▶ _PROBLEM REQUIREMENTS_:
Output the listing below, all of it, exactly as given.

----- RECORDS FOR THIS EXERCISE

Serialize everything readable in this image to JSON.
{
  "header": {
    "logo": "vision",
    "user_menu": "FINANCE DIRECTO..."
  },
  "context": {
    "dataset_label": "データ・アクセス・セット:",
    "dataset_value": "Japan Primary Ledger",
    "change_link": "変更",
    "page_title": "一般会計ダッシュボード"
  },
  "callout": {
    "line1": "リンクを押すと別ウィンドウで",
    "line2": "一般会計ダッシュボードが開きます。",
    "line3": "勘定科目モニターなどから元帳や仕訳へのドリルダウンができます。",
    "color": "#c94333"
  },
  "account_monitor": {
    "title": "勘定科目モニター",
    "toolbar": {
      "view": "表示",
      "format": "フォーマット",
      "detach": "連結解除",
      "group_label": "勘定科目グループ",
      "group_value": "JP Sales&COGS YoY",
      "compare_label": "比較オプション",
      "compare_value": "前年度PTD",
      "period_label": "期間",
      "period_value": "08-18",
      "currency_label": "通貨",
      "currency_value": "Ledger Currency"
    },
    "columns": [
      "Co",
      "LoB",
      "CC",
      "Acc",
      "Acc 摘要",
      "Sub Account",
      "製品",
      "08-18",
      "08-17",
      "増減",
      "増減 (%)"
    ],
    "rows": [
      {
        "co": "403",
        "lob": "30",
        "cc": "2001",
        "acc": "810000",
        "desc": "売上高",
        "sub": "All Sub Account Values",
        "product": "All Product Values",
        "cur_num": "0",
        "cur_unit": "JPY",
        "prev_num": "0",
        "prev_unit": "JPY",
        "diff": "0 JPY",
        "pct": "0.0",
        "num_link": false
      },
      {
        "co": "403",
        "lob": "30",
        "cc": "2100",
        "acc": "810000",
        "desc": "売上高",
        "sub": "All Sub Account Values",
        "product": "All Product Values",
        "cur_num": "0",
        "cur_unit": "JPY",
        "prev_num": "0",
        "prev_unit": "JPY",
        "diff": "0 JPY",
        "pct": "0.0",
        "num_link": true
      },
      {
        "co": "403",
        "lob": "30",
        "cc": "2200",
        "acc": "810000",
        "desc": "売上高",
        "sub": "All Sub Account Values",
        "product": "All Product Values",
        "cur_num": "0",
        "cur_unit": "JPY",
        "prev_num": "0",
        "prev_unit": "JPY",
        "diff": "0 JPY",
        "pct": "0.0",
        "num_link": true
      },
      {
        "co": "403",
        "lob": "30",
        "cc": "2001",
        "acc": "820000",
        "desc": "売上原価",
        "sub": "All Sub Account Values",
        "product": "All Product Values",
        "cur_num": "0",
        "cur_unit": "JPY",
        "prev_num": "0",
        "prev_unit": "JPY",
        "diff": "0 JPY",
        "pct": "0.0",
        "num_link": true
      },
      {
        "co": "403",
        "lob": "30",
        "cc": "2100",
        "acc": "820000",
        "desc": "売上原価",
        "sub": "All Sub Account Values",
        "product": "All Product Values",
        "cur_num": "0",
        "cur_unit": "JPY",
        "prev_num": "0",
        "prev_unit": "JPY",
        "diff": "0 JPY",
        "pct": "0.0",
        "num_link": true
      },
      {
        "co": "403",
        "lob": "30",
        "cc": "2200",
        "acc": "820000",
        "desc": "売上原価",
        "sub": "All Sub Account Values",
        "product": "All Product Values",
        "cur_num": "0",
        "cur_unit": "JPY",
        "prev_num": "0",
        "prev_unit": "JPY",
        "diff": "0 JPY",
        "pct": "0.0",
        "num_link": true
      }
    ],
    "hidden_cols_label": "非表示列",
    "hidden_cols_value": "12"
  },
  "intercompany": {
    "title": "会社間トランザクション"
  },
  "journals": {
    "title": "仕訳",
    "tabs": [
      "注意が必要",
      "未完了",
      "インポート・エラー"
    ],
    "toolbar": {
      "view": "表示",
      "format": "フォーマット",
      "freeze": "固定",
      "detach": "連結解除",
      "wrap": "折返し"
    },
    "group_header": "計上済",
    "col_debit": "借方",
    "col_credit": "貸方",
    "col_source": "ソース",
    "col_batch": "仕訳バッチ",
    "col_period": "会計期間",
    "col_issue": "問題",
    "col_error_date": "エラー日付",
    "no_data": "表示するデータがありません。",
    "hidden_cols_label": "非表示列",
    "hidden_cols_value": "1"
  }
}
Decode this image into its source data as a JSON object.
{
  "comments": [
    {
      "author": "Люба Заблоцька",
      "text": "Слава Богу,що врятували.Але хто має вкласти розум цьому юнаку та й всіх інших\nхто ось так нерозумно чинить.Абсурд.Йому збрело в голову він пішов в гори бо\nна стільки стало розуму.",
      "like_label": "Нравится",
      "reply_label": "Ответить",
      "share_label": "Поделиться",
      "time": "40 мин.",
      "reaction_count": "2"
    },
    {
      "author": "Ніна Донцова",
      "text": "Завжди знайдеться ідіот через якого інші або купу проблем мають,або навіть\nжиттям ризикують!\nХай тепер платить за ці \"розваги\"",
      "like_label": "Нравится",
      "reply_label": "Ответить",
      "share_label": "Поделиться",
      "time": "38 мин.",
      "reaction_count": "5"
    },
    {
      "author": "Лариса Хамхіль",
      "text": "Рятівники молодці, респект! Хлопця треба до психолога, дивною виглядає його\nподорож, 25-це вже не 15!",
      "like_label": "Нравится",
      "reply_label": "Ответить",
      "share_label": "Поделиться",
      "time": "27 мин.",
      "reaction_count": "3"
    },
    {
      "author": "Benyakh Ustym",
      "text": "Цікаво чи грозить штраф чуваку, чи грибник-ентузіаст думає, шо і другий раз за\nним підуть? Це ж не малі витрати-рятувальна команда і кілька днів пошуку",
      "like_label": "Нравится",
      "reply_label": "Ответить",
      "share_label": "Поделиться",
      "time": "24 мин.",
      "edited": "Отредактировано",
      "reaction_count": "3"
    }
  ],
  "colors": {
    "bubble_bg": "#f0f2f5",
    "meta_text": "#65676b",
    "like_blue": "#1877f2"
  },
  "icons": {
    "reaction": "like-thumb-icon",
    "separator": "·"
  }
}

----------

▶ _ANSWER BOX_:
Serialize everything readable in this image to JSON.
{
  "header": {
    "logo": "vision",
    "user_menu": "FINANCE DIRECTO..."
  },
  "context": {
    "dataset_label": "データ・アクセス・セット:",
    "dataset_value": "Japan Primary Ledger",
    "change_link": "変更",
    "page_title": "一般会計ダッシュボード"
  },
  "callout": {
    "line1": "リンクを押すと別ウィンドウで",
    "line2": "一般会計ダッシュボードが開きます。",
    "line3": "勘定科目モニターなどから元帳や仕訳へのドリルダウンができます。",
    "color": "#c94333"
  },
  "account_monitor": {
    "title": "勘定科目モニター",
    "toolbar": {
      "view": "表示",
      "format": "フォーマット",
      "detach": "連結解除",
      "group_label": "勘定科目グループ",
      "group_value": "JP Sales&COGS YoY",
      "compare_label": "比較オプション",
      "compare_value": "前年度PTD",
      "period_label": "期間",
      "period_value": "08-18",
      "currency_label": "通貨",
      "currency_value": "Ledger Currency"
    },
    "columns": [
      "Co",
      "LoB",
      "CC",
      "Acc",
      "Acc 摘要",
      "Sub Account",
      "製品",
      "08-18",
      "08-17",
      "増減",
      "増減 (%)"
    ],
    "rows": [
      {
        "co": "403",
        "lob": "30",
        "cc": "2001",
        "acc": "810000",
        "desc": "売上高",
        "sub": "All Sub Account Values",
        "product": "All Product Values",
        "cur_num": "0",
        "cur_unit": "JPY",
        "prev_num": "0",
        "prev_unit": "JPY",
        "diff": "0 JPY",
        "pct": "0.0",
        "num_link": false
      },
      {
        "co": "403",
        "lob": "30",
        "cc": "2100",
        "acc": "810000",
        "desc": "売上高",
        "sub": "All Sub Account Values",
        "product": "All Product Values",
        "cur_num": "0",
        "cur_unit": "JPY",
        "prev_num": "0",
        "prev_unit": "JPY",
        "diff": "0 JPY",
        "pct": "0.0",
        "num_link": true
      },
      {
        "co": "403",
        "lob": "30",
        "cc": "2200",
        "acc": "810000",
        "desc": "売上高",
        "sub": "All Sub Account Values",
        "product": "All Product Values",
        "cur_num": "0",
        "cur_unit": "JPY",
        "prev_num": "0",
        "prev_unit": "JPY",
        "diff": "0 JPY",
        "pct": "0.0",
        "num_link": true
      },
      {
        "co": "403",
        "lob": "30",
        "cc": "2001",
        "acc": "820000",
        "desc": "売上原価",
        "sub": "All Sub Account Values",
        "product": "All Product Values",
        "cur_num": "0",
        "cur_unit": "JPY",
        "prev_num": "0",
        "prev_unit": "JPY",
        "diff": "0 JPY",
        "pct": "0.0",
        "num_link": true
      },
      {
        "co": "403",
        "lob": "30",
        "cc": "2100",
        "acc": "820000",
        "desc": "売上原価",
        "sub": "All Sub Account Values",
        "product": "All Product Values",
        "cur_num": "0",
        "cur_unit": "JPY",
        "prev_num": "0",
        "prev_unit": "JPY",
        "diff": "0 JPY",
        "pct": "0.0",
        "num_link": true
      },
      {
        "co": "403",
        "lob": "30",
        "cc": "2200",
        "acc": "820000",
        "desc": "売上原価",
        "sub": "All Sub Account Values",
        "product": "All Product Values",
        "cur_num": "0",
        "cur_unit": "JPY",
        "prev_num": "0",
        "prev_unit": "JPY",
        "diff": "0 JPY",
        "pct": "0.0",
        "num_link": true
      }
    ],
    "hidden_cols_label": "非表示列",
    "hidden_cols_value": "12"
  },
  "intercompany": {
    "title": "会社間トランザクション"
  },
  "journals": {
    "title": "仕訳",
    "tabs": [
      "注意が必要",
      "未完了",
      "インポート・エラー"
    ],
    "toolbar": {
      "view": "表示",
      "format": "フォーマット",
      "freeze": "固定",
      "detach": "連結解除",
      "wrap": "折返し"
    },
    "group_header": "計上済",
    "col_debit": "借方",
    "col_credit": "貸方",
    "col_source": "ソース",
    "col_batch": "仕訳バッチ",
    "col_period": "会計期間",
    "col_issue": "問題",
    "col_error_date": "エラー日付",
    "no_data": "表示するデータがありません。",
    "hidden_cols_label": "非表示列",
    "hidden_cols_value": "1"
  }
}
Decode this image into its source data as a JSON object.
{
  "comments": [
    {
      "author": "Люба Заблоцька",
      "text": "Слава Богу,що врятували.Але хто має вкласти розум цьому юнаку та й всіх інших\nхто ось так нерозумно чинить.Абсурд.Йому збрело в голову він пішов в гори бо\nна стільки стало розуму.",
      "like_label": "Нравится",
      "reply_label": "Ответить",
      "share_label": "Поделиться",
      "time": "40 мин.",
      "reaction_count": "2"
    },
    {
      "author": "Ніна Донцова",
      "text": "Завжди знайдеться ідіот через якого інші або купу проблем мають,або навіть\nжиттям ризикують!\nХай тепер платить за ці \"розваги\"",
      "like_label": "Нравится",
      "reply_label": "Ответить",
      "share_label": "Поделиться",
      "time": "38 мин.",
      "reaction_count": "5"
    },
    {
      "author": "Лариса Хамхіль",
      "text": "Рятівники молодці, респект! Хлопця треба до психолога, дивною виглядає його\nподорож, 25-це вже не 15!",
      "like_label": "Нравится",
      "reply_label": "Ответить",
      "share_label": "Поделиться",
      "time": "27 мин.",
      "reaction_count": "3"
    },
    {
      "author": "Benyakh Ustym",
      "text": "Цікаво чи грозить штраф чуваку, чи грибник-ентузіаст думає, шо і другий раз за\nним підуть? Це ж не малі витрати-рятувальна команда і кілька днів пошуку",
      "like_label": "Нравится",
      "reply_label": "Ответить",
      "share_label": "Поделиться",
      "time": "24 мин.",
      "edited": "Отредактировано",
      "reaction_count": "3"
    }
  ],
  "colors": {
    "bubble_bg": "#f0f2f5",
    "meta_text": "#65676b",
    "like_blue": "#1877f2"
  },
  "icons": {
    "reaction": "like-thumb-icon",
    "separator": "·"
  }
}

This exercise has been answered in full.